=== DATA RECORDS ===

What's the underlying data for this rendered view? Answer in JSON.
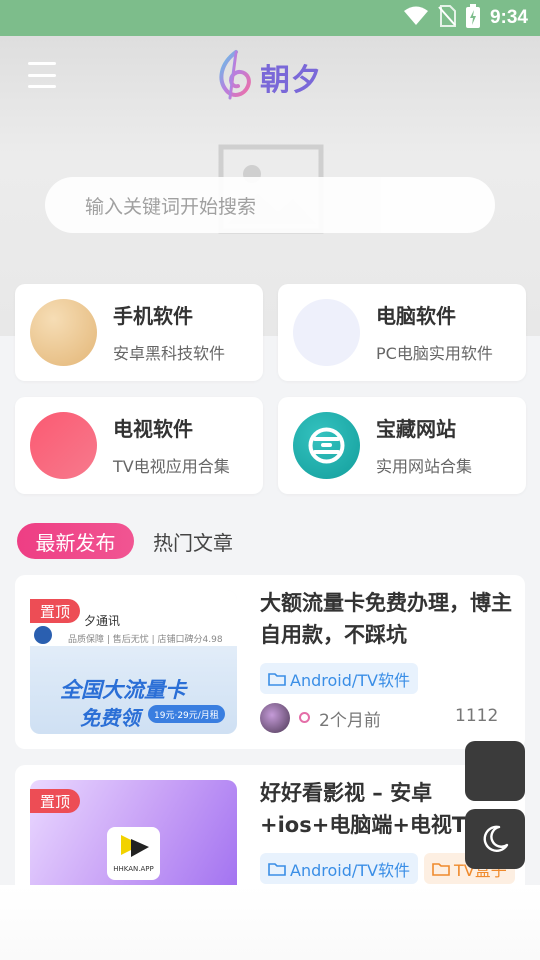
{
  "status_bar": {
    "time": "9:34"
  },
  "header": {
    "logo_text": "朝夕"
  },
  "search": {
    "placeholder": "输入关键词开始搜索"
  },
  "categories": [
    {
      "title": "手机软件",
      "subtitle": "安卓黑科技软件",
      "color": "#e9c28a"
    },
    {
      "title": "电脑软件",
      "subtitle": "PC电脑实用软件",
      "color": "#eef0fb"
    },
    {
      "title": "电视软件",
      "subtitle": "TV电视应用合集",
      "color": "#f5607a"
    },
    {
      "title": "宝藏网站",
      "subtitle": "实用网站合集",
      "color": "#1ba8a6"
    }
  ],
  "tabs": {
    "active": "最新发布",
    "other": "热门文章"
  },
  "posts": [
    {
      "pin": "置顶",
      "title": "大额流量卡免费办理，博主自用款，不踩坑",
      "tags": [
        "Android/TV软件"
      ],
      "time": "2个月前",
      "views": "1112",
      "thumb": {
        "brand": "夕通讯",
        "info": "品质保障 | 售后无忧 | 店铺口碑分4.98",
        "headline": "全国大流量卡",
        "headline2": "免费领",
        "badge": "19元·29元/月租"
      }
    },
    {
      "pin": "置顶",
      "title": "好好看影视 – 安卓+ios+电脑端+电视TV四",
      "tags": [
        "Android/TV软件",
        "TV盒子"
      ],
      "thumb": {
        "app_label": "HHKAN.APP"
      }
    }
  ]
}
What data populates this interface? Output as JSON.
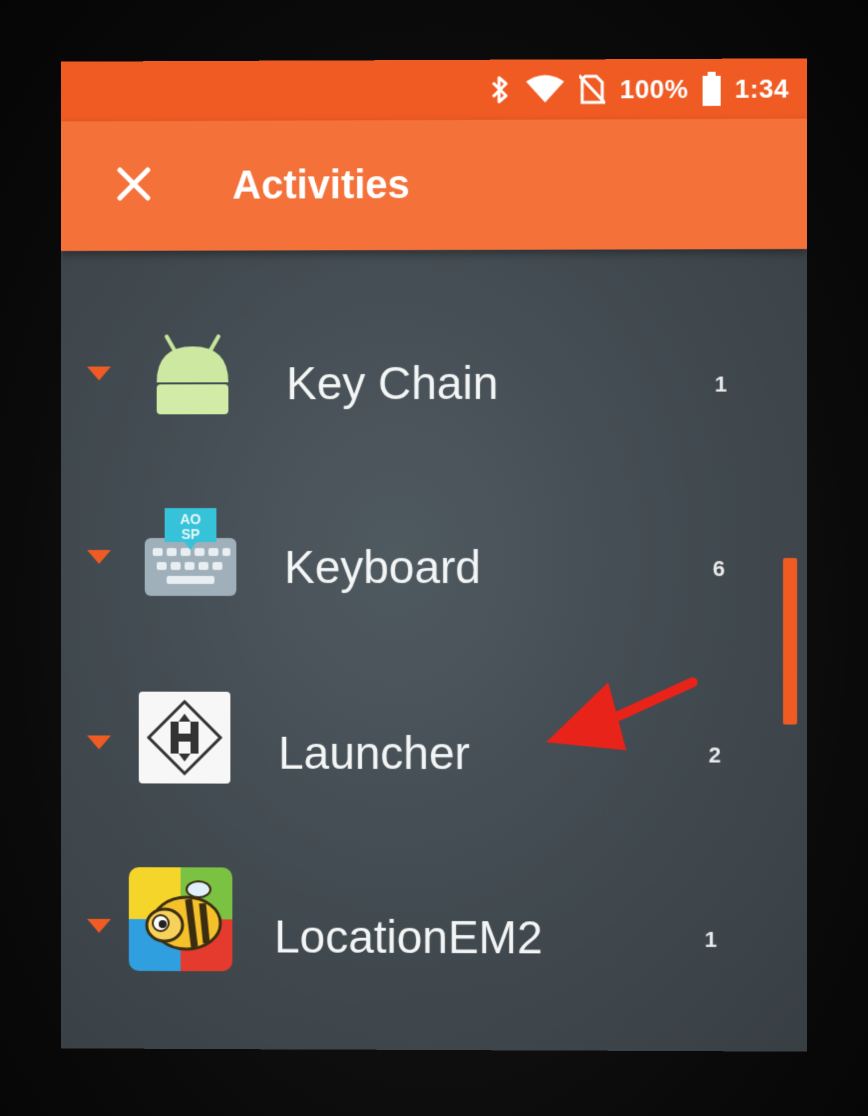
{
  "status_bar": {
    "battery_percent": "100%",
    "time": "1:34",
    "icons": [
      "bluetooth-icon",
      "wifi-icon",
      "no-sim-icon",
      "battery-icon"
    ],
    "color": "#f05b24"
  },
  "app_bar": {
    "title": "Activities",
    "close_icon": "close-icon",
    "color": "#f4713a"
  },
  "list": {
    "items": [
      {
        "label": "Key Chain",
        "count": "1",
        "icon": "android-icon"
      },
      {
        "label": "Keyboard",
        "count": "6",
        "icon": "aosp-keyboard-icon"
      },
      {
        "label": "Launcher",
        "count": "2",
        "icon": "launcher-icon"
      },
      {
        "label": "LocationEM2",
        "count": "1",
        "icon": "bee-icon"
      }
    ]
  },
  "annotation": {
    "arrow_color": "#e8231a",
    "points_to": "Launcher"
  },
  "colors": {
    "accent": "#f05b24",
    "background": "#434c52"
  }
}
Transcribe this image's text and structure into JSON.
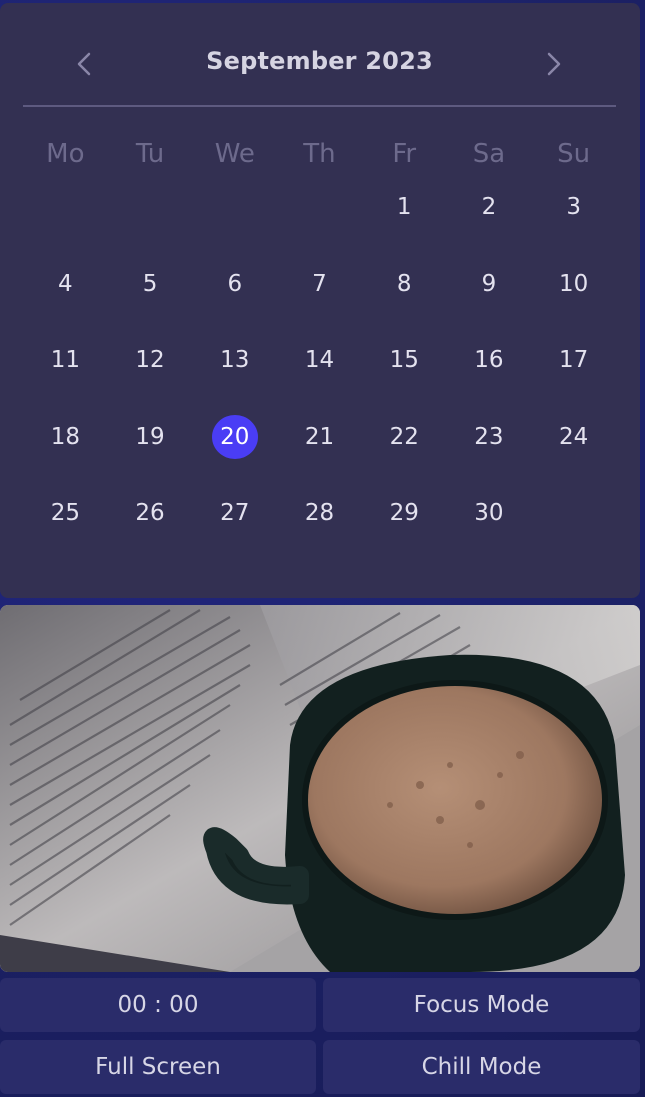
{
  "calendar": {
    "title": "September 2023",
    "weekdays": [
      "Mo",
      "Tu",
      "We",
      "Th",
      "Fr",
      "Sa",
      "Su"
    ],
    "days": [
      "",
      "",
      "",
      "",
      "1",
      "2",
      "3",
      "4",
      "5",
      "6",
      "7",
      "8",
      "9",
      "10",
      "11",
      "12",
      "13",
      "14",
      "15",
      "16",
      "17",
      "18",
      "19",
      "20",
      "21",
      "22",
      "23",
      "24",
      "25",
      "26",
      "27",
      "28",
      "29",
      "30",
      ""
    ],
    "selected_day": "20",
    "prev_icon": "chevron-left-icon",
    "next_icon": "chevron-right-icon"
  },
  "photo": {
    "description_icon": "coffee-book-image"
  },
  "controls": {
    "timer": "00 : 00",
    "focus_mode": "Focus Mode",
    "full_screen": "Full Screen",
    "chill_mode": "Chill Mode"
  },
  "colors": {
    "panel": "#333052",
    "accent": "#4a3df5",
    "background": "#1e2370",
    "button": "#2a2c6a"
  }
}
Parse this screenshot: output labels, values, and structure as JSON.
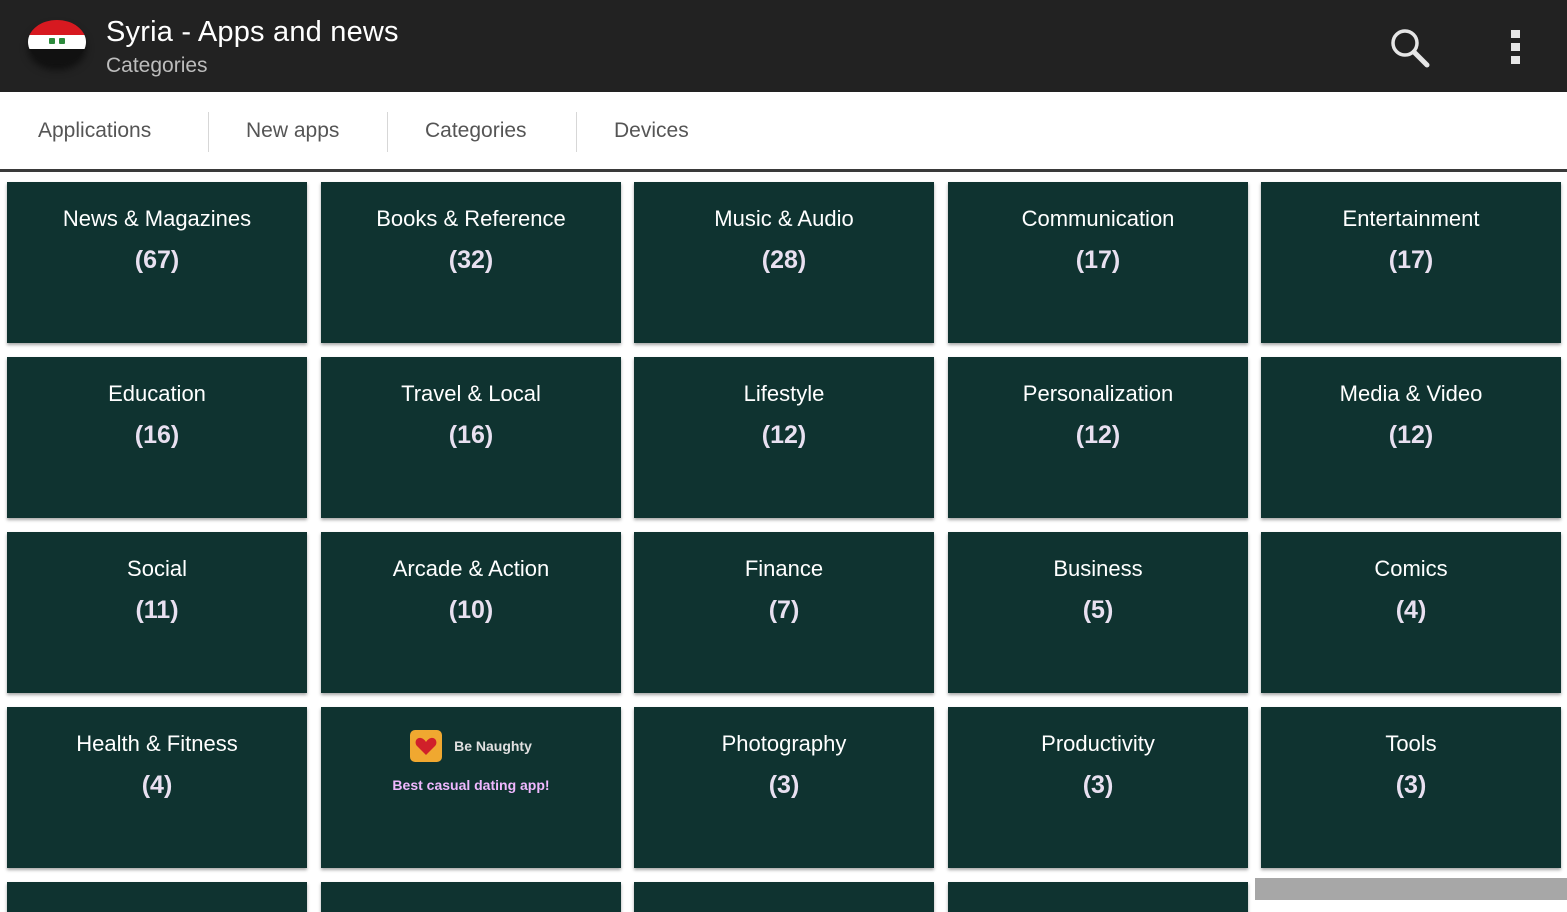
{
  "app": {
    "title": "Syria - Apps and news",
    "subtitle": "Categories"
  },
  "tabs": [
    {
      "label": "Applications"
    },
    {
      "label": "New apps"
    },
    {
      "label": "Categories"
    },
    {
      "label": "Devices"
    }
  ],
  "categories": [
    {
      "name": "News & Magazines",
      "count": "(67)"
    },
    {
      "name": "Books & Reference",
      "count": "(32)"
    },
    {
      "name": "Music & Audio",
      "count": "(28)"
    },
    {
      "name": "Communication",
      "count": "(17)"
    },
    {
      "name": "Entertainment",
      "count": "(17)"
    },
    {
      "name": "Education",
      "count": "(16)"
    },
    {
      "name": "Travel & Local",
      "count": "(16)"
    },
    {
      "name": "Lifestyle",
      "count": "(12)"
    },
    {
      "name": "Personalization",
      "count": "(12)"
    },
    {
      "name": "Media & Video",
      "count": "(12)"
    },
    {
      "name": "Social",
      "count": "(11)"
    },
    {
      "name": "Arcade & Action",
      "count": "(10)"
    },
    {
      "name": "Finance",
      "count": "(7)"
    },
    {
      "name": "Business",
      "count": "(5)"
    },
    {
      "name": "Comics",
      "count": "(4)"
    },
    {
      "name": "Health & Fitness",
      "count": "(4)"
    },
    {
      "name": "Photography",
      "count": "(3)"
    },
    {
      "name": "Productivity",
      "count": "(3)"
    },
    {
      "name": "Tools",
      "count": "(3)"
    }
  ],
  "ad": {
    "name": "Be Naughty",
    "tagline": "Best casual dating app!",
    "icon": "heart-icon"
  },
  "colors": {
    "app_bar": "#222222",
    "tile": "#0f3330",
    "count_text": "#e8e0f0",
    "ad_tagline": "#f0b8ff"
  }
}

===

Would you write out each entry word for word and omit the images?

What's the underlying data for this rendered view? Answer in JSON.
{
  "status_bar": {
    "time": "9:34"
  },
  "header": {
    "logo_text": "朝夕"
  },
  "search": {
    "placeholder": "输入关键词开始搜索"
  },
  "categories": [
    {
      "title": "手机软件",
      "subtitle": "安卓黑科技软件",
      "color": "#e9c28a"
    },
    {
      "title": "电脑软件",
      "subtitle": "PC电脑实用软件",
      "color": "#eef0fb"
    },
    {
      "title": "电视软件",
      "subtitle": "TV电视应用合集",
      "color": "#f5607a"
    },
    {
      "title": "宝藏网站",
      "subtitle": "实用网站合集",
      "color": "#1ba8a6"
    }
  ],
  "tabs": {
    "active": "最新发布",
    "other": "热门文章"
  },
  "posts": [
    {
      "pin": "置顶",
      "title": "大额流量卡免费办理，博主自用款，不踩坑",
      "tags": [
        "Android/TV软件"
      ],
      "time": "2个月前",
      "views": "1112",
      "thumb": {
        "brand": "夕通讯",
        "info": "品质保障 | 售后无忧 | 店铺口碑分4.98",
        "headline": "全国大流量卡",
        "headline2": "免费领",
        "badge": "19元·29元/月租"
      }
    },
    {
      "pin": "置顶",
      "title": "好好看影视 – 安卓+ios+电脑端+电视TV四",
      "tags": [
        "Android/TV软件",
        "TV盒子"
      ],
      "thumb": {
        "app_label": "HHKAN.APP"
      }
    }
  ]
}
What data populates this interface? Output as JSON.
{
  "status_bar": {
    "battery_percent": "100%",
    "time": "1:34",
    "icons": [
      "bluetooth-icon",
      "wifi-icon",
      "no-sim-icon",
      "battery-icon"
    ],
    "color": "#f05b24"
  },
  "app_bar": {
    "title": "Activities",
    "close_icon": "close-icon",
    "color": "#f4713a"
  },
  "list": {
    "items": [
      {
        "label": "Key Chain",
        "count": "1",
        "icon": "android-icon"
      },
      {
        "label": "Keyboard",
        "count": "6",
        "icon": "aosp-keyboard-icon"
      },
      {
        "label": "Launcher",
        "count": "2",
        "icon": "launcher-icon"
      },
      {
        "label": "LocationEM2",
        "count": "1",
        "icon": "bee-icon"
      }
    ]
  },
  "annotation": {
    "arrow_color": "#e8231a",
    "points_to": "Launcher"
  },
  "colors": {
    "accent": "#f05b24",
    "background": "#434c52"
  }
}
Transcribe this image's text and structure into JSON.
{
  "calendar": {
    "title": "September 2023",
    "weekdays": [
      "Mo",
      "Tu",
      "We",
      "Th",
      "Fr",
      "Sa",
      "Su"
    ],
    "days": [
      "",
      "",
      "",
      "",
      "1",
      "2",
      "3",
      "4",
      "5",
      "6",
      "7",
      "8",
      "9",
      "10",
      "11",
      "12",
      "13",
      "14",
      "15",
      "16",
      "17",
      "18",
      "19",
      "20",
      "21",
      "22",
      "23",
      "24",
      "25",
      "26",
      "27",
      "28",
      "29",
      "30",
      ""
    ],
    "selected_day": "20",
    "prev_icon": "chevron-left-icon",
    "next_icon": "chevron-right-icon"
  },
  "photo": {
    "description_icon": "coffee-book-image"
  },
  "controls": {
    "timer": "00 : 00",
    "focus_mode": "Focus Mode",
    "full_screen": "Full Screen",
    "chill_mode": "Chill Mode"
  },
  "colors": {
    "panel": "#333052",
    "accent": "#4a3df5",
    "background": "#1e2370",
    "button": "#2a2c6a"
  }
}
Parse this screenshot: output labels, values, and structure as JSON.
{
  "app": {
    "title": "Syria - Apps and news",
    "subtitle": "Categories"
  },
  "tabs": [
    {
      "label": "Applications"
    },
    {
      "label": "New apps"
    },
    {
      "label": "Categories"
    },
    {
      "label": "Devices"
    }
  ],
  "categories": [
    {
      "name": "News & Magazines",
      "count": "(67)"
    },
    {
      "name": "Books & Reference",
      "count": "(32)"
    },
    {
      "name": "Music & Audio",
      "count": "(28)"
    },
    {
      "name": "Communication",
      "count": "(17)"
    },
    {
      "name": "Entertainment",
      "count": "(17)"
    },
    {
      "name": "Education",
      "count": "(16)"
    },
    {
      "name": "Travel & Local",
      "count": "(16)"
    },
    {
      "name": "Lifestyle",
      "count": "(12)"
    },
    {
      "name": "Personalization",
      "count": "(12)"
    },
    {
      "name": "Media & Video",
      "count": "(12)"
    },
    {
      "name": "Social",
      "count": "(11)"
    },
    {
      "name": "Arcade & Action",
      "count": "(10)"
    },
    {
      "name": "Finance",
      "count": "(7)"
    },
    {
      "name": "Business",
      "count": "(5)"
    },
    {
      "name": "Comics",
      "count": "(4)"
    },
    {
      "name": "Health & Fitness",
      "count": "(4)"
    },
    {
      "name": "Photography",
      "count": "(3)"
    },
    {
      "name": "Productivity",
      "count": "(3)"
    },
    {
      "name": "Tools",
      "count": "(3)"
    }
  ],
  "ad": {
    "name": "Be Naughty",
    "tagline": "Best casual dating app!",
    "icon": "heart-icon"
  },
  "colors": {
    "app_bar": "#222222",
    "tile": "#0f3330",
    "count_text": "#e8e0f0",
    "ad_tagline": "#f0b8ff"
  }
}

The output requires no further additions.